A certain research team on the last day of data collection!
Others (myself included) 'slept in' until the oh-so-late and lazy time of 6:45 and rolled into breakfast yawning at 7, to looks of derision from those who had been awake for much longer.

Despite such playful combatance on our part (which had become something of a habit in its own right), a good deal of this day was exceptionally ordinary. Having been charged three days ago with data collection for our respective group projects, (another last, of three, mind you) this was our last chance to scrape up any notes on our widely distributed subjects, with the hopes that any points we gather will further our material toward some sort of interesting conclusion.

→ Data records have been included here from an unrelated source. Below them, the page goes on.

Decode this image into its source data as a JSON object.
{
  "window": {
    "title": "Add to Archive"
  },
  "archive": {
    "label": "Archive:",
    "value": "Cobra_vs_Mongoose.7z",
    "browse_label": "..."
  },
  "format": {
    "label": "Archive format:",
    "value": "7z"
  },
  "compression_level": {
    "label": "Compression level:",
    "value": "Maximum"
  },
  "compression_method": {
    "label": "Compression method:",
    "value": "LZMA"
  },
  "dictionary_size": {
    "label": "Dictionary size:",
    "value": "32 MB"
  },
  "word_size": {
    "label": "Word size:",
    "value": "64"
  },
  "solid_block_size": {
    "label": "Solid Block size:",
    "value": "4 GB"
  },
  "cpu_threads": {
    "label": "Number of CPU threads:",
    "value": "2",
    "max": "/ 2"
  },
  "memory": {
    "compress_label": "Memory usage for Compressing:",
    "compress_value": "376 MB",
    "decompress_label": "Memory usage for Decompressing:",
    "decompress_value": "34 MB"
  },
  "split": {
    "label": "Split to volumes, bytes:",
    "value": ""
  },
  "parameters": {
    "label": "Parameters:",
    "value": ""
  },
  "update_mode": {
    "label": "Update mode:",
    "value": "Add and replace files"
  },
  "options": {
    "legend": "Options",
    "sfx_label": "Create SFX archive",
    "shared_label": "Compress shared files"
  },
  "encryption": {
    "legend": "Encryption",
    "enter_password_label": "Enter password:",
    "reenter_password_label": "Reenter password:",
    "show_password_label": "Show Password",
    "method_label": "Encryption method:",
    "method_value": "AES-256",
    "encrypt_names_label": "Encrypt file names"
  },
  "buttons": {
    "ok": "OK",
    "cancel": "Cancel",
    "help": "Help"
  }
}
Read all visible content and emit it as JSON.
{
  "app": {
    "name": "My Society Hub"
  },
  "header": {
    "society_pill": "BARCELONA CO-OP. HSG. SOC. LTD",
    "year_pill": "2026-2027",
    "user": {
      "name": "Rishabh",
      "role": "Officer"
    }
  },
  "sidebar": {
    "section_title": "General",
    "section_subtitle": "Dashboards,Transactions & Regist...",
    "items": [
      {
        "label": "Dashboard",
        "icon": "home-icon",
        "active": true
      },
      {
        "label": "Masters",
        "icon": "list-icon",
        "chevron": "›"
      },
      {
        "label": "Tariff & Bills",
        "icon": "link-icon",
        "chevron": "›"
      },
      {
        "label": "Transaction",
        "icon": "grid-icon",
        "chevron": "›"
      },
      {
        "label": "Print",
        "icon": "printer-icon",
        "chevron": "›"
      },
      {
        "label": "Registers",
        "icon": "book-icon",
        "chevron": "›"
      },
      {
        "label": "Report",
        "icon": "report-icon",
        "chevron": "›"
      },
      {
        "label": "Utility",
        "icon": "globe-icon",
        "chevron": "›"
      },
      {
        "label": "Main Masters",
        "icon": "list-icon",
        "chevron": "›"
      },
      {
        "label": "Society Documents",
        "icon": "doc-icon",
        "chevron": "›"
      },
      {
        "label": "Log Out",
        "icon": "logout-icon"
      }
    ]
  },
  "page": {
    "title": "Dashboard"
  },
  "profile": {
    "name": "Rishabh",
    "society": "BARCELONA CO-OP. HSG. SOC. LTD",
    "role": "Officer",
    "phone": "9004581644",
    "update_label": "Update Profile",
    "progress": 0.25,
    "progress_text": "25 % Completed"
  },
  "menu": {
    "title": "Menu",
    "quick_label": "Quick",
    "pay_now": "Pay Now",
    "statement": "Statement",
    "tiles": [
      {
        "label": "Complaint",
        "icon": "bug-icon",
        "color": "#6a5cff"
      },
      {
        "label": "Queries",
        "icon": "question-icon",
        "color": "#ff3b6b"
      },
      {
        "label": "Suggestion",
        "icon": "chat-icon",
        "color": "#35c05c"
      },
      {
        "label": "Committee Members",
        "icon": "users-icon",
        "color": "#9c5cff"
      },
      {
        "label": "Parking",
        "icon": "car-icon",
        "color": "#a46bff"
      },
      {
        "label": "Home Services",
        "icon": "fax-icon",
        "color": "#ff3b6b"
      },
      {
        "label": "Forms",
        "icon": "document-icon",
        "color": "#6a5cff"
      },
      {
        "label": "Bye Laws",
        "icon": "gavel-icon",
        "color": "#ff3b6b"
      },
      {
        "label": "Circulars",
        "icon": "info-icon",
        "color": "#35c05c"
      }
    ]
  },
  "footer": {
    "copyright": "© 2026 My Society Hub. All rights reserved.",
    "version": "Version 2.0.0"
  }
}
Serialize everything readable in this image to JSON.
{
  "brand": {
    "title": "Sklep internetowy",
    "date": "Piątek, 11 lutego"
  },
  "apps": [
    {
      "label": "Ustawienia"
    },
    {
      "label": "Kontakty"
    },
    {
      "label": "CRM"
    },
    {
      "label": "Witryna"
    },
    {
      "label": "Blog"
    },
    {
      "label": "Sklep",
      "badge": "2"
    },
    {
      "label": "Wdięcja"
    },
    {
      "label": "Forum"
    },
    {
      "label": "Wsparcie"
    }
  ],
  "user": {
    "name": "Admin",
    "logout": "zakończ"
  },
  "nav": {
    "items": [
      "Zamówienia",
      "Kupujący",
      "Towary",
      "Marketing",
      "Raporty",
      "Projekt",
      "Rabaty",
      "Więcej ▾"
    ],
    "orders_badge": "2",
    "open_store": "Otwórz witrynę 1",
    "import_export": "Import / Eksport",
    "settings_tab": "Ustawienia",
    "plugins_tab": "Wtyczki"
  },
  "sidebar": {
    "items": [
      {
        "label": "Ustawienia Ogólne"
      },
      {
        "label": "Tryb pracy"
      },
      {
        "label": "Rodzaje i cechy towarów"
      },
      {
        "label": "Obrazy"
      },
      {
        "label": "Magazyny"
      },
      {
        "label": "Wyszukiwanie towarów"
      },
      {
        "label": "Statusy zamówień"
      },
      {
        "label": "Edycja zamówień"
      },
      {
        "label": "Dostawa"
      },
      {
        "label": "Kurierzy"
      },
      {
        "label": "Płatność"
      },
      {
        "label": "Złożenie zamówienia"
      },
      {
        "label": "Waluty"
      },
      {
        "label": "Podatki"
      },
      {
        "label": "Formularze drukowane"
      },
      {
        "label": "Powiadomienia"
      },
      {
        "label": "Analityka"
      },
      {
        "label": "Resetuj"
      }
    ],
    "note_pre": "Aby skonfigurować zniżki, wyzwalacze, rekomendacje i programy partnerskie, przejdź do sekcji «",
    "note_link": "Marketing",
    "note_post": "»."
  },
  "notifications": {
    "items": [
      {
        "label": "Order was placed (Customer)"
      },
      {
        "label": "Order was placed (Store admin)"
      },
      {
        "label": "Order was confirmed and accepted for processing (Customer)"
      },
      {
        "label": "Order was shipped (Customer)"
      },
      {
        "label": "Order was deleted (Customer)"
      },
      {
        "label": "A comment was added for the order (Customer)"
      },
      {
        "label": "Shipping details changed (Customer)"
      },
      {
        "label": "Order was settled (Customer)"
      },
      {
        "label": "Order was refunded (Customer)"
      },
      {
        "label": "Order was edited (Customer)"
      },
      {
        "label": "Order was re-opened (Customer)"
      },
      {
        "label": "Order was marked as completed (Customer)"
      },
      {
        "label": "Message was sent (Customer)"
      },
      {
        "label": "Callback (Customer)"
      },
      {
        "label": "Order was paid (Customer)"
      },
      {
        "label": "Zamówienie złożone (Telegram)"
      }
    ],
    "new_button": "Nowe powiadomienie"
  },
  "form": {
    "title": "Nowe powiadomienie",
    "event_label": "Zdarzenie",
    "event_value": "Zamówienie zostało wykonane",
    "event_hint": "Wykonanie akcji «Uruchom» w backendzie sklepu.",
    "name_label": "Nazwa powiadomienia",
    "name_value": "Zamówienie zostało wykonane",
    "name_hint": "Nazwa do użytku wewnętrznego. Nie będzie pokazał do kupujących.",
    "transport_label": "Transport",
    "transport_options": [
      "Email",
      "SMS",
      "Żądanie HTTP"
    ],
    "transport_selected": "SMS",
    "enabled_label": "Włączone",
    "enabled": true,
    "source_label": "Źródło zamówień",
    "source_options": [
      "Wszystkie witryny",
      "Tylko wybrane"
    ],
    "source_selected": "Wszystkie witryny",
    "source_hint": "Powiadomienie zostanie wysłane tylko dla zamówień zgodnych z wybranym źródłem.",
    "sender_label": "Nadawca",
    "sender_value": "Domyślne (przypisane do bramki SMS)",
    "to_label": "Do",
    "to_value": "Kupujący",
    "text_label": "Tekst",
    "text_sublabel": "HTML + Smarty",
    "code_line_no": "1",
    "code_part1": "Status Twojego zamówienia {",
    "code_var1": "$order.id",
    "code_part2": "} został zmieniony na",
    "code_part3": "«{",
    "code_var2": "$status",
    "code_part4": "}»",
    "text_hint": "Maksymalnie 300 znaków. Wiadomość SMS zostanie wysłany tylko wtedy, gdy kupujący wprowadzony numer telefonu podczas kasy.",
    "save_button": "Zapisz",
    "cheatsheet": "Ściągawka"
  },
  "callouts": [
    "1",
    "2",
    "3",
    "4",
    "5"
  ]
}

For some groups, this led to a great deal of time spent within the conference room. To some it might appear to be an air-conditioned paradise, but for us, it had become a sign of the tough work that we will need to complete upon our return to Kota Kinabalu. The impending return of our teams to the R software draws closer each day, and with it, an interpretation for all of the data we have worked so hard to collect while at Maliau.

To break from the somewhat harried atmosphere of the projects condensing in the conference room, Cam presented us with the option of taking one final hike in the rainforest. At around 4:30 those that desired (those of us whose field observations did not take them far into the forest, primarily) passed beyond the mowed bounds of the Research Center and into the untamed wilds of Borneo a final time. While our terminal (or perhaps "ultimate" is a better word) hike was not necessarily representative of the "wild" ways of this island, as no large mammals were spotted, we took the chance to walk and listen to the forest on our way, taking in as much as humanly possible with what time we had left. Our path took us zigzagging through the strip of forest between the Research Center and the expansive Kuamut River that drains the Maliau Basin. Along our way, we passed by trees of genera with which we had become fond and familiar, of particular note, the fruiting group Ficus. One tree, estimated to be several hundred to a thousand years old, had become host to an epiphytic fig plant, and actually grown around the roots that had formerly lain at the surface of its bark. At our height, it was possible to see the strangled fig roots bursting out of the bark again near the base of the tree.
Taking a chance to relax in the river.
It was quite a sight! We finally wove our way down to the riverbank, at which point we took a chance to swim in the dark, yet shallow river. The leaves of countless trees fall into the river from the canopy above, and as they slowly decay in the riverbed, the chemicals produced by the trees to protect their leaves from insect attack leach into the water, yielding the dark color; a natural counterpart to the local Sabah Tea!

After our refreshing stop at the river, we returned to camp for a final dinner at the Research Center and a light discussion on the possible paths for a student in science after obtaining an undergraduate degree. As the dark crept in around us and the moths began to soar above, it was time to pack and prepare for our return to Kota Kinabalu early the next morning.